Throughout the records below, find each line holding "image" and copy it.

Website and app data records:
----

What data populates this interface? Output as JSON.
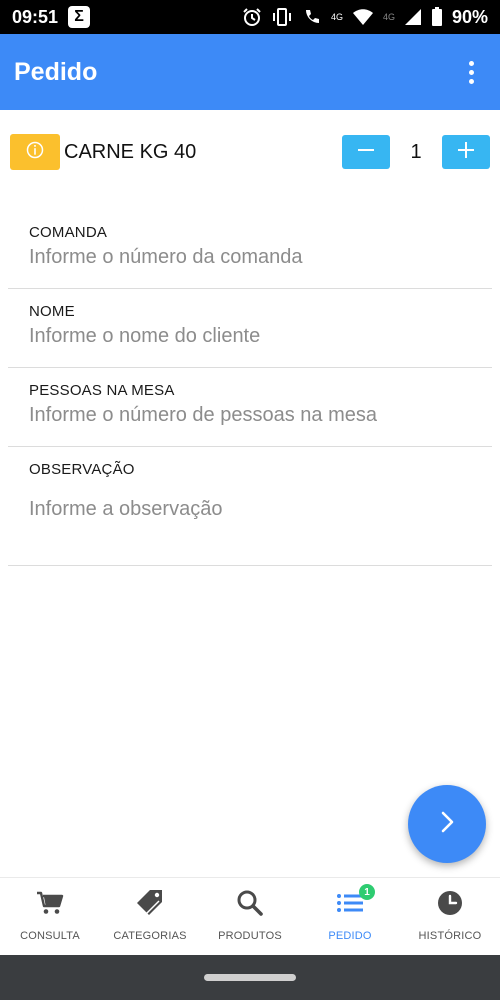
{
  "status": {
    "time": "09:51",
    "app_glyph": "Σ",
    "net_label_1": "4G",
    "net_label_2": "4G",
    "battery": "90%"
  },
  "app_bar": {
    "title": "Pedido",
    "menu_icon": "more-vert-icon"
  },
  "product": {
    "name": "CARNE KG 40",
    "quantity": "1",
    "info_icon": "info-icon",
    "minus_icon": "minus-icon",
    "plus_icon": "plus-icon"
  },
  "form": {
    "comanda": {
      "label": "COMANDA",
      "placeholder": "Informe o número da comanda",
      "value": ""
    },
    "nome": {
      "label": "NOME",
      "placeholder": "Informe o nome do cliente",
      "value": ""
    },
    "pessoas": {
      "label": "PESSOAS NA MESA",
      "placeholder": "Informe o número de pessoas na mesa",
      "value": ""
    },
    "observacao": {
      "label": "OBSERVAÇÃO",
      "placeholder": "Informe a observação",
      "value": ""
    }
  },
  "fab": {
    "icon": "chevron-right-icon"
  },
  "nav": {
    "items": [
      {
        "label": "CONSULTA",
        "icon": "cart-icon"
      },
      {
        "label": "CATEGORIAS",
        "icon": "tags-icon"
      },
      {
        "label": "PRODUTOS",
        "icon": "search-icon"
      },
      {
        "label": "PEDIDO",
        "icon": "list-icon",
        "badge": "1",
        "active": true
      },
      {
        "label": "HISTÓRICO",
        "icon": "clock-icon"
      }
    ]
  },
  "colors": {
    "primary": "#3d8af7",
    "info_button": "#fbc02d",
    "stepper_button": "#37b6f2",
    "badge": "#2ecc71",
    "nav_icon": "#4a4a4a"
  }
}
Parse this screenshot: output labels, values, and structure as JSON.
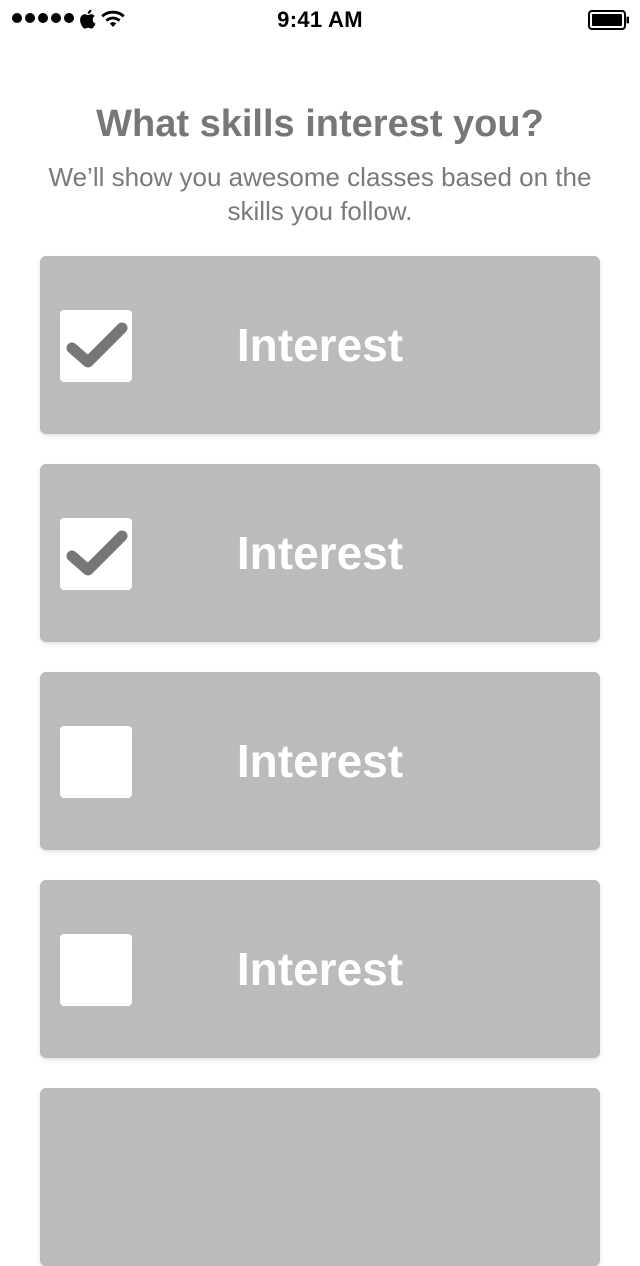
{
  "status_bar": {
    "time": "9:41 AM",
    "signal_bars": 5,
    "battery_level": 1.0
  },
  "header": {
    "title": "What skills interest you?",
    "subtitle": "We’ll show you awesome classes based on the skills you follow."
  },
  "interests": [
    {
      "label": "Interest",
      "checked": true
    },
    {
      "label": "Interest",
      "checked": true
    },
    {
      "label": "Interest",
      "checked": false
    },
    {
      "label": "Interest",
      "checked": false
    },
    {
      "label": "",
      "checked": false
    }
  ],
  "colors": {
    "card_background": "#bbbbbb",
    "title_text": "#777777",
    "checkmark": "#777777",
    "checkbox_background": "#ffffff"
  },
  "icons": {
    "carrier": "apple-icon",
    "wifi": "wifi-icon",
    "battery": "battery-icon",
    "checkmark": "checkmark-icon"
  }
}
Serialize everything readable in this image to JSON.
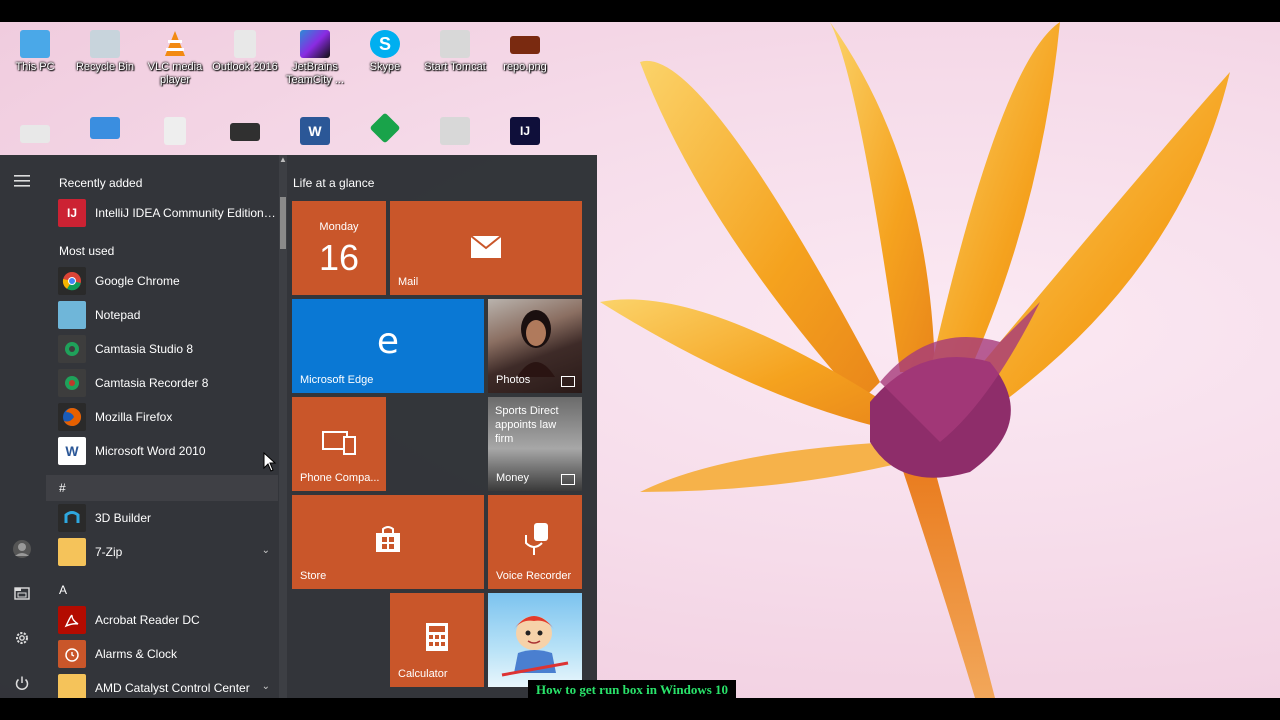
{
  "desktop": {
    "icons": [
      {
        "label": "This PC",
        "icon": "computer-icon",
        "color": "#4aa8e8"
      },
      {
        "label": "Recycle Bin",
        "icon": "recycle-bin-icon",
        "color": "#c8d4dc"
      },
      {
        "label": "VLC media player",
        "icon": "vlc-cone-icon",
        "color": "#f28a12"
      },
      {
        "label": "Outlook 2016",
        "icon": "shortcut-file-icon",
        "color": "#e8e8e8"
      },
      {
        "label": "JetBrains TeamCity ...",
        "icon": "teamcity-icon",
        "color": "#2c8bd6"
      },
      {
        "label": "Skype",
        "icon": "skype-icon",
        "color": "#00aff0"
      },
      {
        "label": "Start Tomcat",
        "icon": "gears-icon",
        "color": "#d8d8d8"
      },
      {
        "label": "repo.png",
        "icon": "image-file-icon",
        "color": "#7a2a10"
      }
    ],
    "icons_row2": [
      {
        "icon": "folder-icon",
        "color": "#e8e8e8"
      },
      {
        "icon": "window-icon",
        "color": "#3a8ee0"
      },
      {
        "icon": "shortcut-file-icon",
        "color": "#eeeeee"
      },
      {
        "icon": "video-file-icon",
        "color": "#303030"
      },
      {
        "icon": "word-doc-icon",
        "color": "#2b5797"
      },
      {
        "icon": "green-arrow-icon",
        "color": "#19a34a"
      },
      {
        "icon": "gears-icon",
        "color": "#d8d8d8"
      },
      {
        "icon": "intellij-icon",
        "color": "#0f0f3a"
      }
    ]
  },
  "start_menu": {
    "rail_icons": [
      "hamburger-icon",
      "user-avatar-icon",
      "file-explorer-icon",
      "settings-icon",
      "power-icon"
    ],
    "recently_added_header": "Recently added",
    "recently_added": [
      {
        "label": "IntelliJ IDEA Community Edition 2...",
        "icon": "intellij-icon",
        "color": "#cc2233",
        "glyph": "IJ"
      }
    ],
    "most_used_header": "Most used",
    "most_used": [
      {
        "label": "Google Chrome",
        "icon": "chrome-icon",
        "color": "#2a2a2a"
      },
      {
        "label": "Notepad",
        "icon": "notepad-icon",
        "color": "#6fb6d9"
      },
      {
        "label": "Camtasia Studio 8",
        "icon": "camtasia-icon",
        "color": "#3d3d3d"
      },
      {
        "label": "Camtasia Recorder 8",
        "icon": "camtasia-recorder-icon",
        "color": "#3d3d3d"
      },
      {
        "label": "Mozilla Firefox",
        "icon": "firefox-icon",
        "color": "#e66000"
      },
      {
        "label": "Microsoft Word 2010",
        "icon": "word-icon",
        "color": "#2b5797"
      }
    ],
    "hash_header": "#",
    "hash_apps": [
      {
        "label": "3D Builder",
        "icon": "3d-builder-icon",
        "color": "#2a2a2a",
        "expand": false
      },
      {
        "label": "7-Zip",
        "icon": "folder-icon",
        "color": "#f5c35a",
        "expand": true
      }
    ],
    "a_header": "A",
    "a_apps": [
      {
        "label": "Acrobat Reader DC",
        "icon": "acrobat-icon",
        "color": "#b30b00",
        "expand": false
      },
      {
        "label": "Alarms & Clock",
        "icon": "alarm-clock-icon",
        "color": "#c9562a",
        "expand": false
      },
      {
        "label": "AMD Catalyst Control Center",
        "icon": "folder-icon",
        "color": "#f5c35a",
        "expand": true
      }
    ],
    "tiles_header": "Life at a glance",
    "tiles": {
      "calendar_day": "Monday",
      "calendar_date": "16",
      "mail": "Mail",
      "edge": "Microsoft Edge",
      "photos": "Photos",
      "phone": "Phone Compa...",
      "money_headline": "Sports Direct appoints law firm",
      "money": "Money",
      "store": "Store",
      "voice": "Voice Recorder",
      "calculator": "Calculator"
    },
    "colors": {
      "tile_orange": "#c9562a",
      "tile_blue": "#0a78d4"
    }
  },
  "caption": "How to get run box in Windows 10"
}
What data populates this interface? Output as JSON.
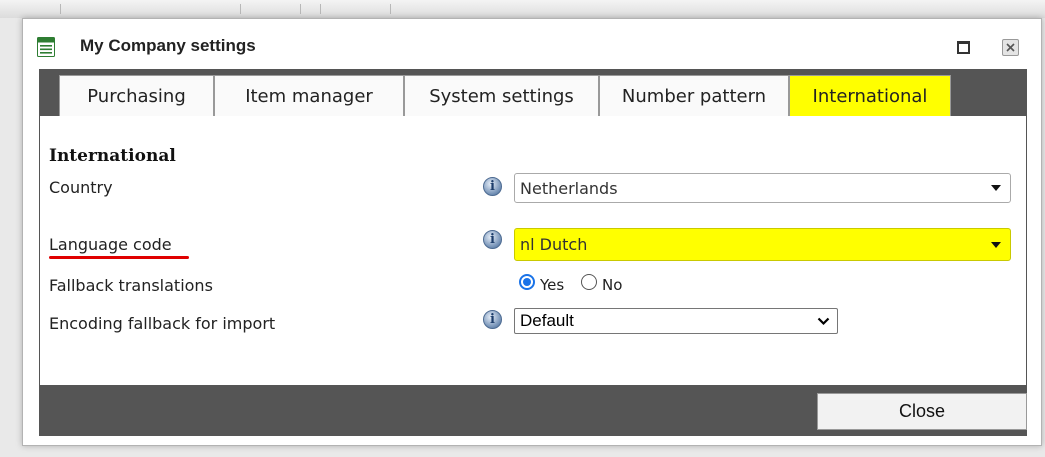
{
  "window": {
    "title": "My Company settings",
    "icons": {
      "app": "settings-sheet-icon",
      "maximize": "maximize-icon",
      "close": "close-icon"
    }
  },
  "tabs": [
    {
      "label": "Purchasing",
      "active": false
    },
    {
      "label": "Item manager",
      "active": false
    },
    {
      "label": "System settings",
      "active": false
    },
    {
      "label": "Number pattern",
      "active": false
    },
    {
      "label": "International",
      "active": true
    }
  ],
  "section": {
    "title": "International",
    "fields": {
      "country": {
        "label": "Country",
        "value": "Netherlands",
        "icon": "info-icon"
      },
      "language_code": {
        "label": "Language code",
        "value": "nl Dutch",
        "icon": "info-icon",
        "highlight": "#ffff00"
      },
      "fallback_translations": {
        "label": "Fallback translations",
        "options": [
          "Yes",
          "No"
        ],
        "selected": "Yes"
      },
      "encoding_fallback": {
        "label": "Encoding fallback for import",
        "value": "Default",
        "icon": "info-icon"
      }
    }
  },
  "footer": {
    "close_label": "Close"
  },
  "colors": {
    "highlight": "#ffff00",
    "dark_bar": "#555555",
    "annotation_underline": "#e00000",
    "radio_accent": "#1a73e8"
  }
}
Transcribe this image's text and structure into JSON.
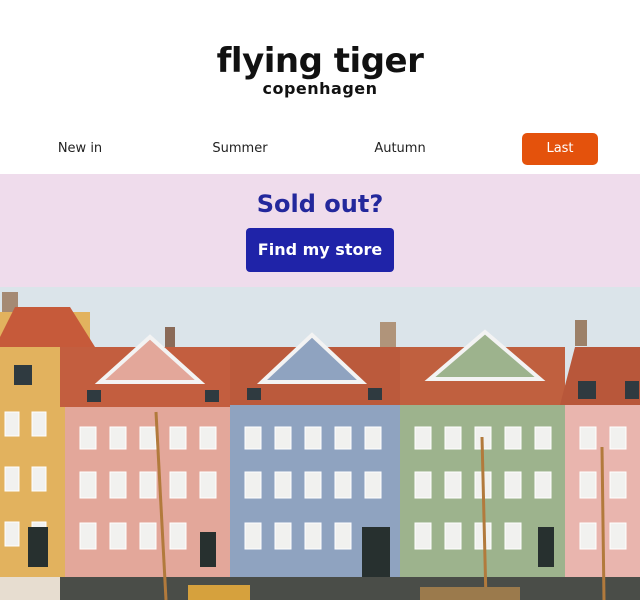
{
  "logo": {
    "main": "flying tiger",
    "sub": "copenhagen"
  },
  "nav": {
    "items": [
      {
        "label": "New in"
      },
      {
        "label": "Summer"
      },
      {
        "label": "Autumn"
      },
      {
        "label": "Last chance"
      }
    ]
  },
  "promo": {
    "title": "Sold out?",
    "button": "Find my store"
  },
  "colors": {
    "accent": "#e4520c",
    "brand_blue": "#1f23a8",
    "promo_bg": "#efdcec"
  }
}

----

| THE COMPLETED TASK |
Serialize everything readable in this image to JSON.
        "icon": "image-file-icon",
Transcribe this image's text and structure into JSON.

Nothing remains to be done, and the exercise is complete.